Simona was a lovely and in-depth documentary exploring the life of Simona Kossak and the marks she left on family, friends, and the broader Polish environmentalist community. A biologist and environmental activist who spent most of her life secluded in the Białowieża* Forest, one of Europe’s last old-growth wildernesses, Kossak’s story is told through conversations among family members, friends, and former colleagues, accompanied by archival photos taken by her life partner, Lech Wilczek.
I appreciated the candidness with which most of the interviewees discussed Kossak’s life. In particular, the ongoing conversation between Ida Matysek (the film’s main narrator) and her mother, Kossak’s niece, created an overarching narrative for the film that focused more on Kossak’s personal relationships with her family than her scientific career or activism. By balancing this narrative with insights from Kossak’s professional acquaintances and friends, not only did I gain a holistic understanding of how Kossak engaged with the world around her, but I learned about the dark as well as light sides of her history.
One of my favorite themes throughout the film was Kossak’s emotional connection with the animals in her care, which the film often represented as intensely maternal. I came to understand that history would be remiss to say Kossak had no children–the devotion she demonstrated for the animals she raised was no less than that of a mother for a human child. In one heartbreaking story, Kossak raised a lynx she named Agata, who was killed in an domestic accident when Kossak’s partner, Lech Wilczek, lost his balance and dropped a bundle of firewood on top of her. Kossak canceled all engagements and grieved for months, and the incident also strained her relationship with Wilczek as if they had experienced the loss of a child.

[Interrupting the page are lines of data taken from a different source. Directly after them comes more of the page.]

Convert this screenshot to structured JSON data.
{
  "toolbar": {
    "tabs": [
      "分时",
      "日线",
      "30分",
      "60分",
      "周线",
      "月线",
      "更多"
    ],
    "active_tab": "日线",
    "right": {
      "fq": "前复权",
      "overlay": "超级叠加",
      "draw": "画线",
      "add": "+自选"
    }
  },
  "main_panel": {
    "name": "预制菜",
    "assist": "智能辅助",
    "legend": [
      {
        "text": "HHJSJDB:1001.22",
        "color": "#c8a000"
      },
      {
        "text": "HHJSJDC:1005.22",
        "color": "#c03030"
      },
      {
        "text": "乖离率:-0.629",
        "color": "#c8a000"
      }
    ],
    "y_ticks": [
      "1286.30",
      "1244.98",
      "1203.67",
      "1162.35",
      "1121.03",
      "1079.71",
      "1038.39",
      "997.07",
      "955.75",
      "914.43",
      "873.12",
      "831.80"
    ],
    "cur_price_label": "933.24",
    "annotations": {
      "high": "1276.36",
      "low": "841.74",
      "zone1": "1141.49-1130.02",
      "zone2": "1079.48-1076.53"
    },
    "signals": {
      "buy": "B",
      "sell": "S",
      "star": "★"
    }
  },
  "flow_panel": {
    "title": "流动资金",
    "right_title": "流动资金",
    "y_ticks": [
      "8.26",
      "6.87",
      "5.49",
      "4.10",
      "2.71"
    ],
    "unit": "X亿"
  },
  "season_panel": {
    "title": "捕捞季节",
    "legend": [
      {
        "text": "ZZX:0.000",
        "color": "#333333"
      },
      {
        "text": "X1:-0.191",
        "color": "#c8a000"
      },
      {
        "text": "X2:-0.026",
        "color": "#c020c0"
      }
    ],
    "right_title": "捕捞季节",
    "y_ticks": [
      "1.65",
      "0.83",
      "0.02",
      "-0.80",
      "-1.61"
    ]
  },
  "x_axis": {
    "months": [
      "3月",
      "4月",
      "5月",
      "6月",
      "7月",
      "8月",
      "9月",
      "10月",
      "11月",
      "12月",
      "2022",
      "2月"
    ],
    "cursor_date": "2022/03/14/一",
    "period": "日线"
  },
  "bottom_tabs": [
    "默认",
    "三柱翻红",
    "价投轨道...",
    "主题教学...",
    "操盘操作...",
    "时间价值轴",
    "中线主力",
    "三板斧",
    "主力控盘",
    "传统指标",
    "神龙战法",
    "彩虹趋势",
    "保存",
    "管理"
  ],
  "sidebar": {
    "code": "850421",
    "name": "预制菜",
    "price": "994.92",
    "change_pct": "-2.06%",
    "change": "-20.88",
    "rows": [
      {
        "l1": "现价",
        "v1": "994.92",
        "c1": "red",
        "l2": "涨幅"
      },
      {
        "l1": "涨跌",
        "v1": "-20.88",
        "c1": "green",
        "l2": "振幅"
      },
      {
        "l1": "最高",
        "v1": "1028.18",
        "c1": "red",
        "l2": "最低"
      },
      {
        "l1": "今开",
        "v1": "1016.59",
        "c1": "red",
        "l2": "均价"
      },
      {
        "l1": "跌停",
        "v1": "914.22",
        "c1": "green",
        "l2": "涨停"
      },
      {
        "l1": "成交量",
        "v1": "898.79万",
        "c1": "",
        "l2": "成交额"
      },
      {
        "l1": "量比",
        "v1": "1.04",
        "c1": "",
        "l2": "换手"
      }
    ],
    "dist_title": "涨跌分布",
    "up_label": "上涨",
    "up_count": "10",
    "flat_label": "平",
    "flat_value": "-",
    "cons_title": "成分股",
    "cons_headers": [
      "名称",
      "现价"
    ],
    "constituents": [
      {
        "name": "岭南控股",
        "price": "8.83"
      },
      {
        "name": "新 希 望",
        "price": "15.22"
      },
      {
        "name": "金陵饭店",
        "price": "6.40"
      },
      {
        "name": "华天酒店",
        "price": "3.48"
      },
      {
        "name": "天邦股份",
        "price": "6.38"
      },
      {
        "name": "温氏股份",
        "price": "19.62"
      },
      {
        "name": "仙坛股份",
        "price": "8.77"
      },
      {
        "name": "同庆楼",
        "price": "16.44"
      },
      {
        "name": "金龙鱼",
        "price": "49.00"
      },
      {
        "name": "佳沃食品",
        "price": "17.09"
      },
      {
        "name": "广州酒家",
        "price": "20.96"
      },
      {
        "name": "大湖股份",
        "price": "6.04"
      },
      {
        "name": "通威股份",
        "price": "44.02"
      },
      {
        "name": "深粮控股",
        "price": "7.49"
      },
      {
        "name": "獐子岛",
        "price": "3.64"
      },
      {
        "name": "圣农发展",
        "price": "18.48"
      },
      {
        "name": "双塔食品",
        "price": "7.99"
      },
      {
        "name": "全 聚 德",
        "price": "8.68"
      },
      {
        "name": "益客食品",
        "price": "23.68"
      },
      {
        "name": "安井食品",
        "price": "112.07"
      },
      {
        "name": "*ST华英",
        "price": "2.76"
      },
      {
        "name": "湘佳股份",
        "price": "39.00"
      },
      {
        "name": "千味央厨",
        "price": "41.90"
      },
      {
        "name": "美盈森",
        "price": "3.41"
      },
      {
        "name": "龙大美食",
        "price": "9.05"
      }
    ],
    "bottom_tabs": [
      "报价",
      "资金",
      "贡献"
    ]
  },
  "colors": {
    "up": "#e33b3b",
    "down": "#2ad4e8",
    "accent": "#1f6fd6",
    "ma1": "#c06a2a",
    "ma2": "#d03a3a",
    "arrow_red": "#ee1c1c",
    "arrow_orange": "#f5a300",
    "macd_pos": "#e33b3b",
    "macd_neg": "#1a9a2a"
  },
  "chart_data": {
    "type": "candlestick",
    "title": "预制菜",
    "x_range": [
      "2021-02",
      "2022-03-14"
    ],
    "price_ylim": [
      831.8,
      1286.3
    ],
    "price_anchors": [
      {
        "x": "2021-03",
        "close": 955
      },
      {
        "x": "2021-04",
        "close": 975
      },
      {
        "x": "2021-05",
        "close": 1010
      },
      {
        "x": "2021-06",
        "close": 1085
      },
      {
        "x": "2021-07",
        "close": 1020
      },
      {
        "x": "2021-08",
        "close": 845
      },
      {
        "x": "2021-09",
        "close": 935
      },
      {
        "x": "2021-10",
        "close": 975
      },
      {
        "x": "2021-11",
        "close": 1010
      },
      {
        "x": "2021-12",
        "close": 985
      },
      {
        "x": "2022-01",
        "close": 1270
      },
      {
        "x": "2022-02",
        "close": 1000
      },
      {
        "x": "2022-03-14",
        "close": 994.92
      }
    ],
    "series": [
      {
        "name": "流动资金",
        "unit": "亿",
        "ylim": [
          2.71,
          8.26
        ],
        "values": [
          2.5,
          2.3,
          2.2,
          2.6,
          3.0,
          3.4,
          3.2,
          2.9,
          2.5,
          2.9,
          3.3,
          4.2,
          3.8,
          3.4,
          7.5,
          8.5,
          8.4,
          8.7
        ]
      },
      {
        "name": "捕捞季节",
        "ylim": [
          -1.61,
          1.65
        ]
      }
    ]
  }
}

I am left with questions about Kossak’s affection for animals as compared with her love for the forest at large. As a biologist, her interest was in animal behavior, and in her activism much of her work dealt with preserving the diversity of animal species existing in the Białowieża Forest. I am curious about whether she was equally devoted to the conservation of plant life in the forest. One of the stories included in the film was about her efforts to save dying chestnut trees around the school where she worked, but the film framed these efforts more based on her partiality to the trees for sentimental reasons than for environmental reasons. Much of my reading on the subject of forestry and conservation lately has dealt with the importance of trees in global ecosystems, and I know research on the social relationships between trees is gaining more traction in the scientific community as of late. I wish I could hear Kossak’s take on these issues, and see how she would engage in activism against the accelerating deforestation of her beloved Białowieża Forest today. If I can ever find English editions, I hope to add her books about the forest and her experiences there to my shelf.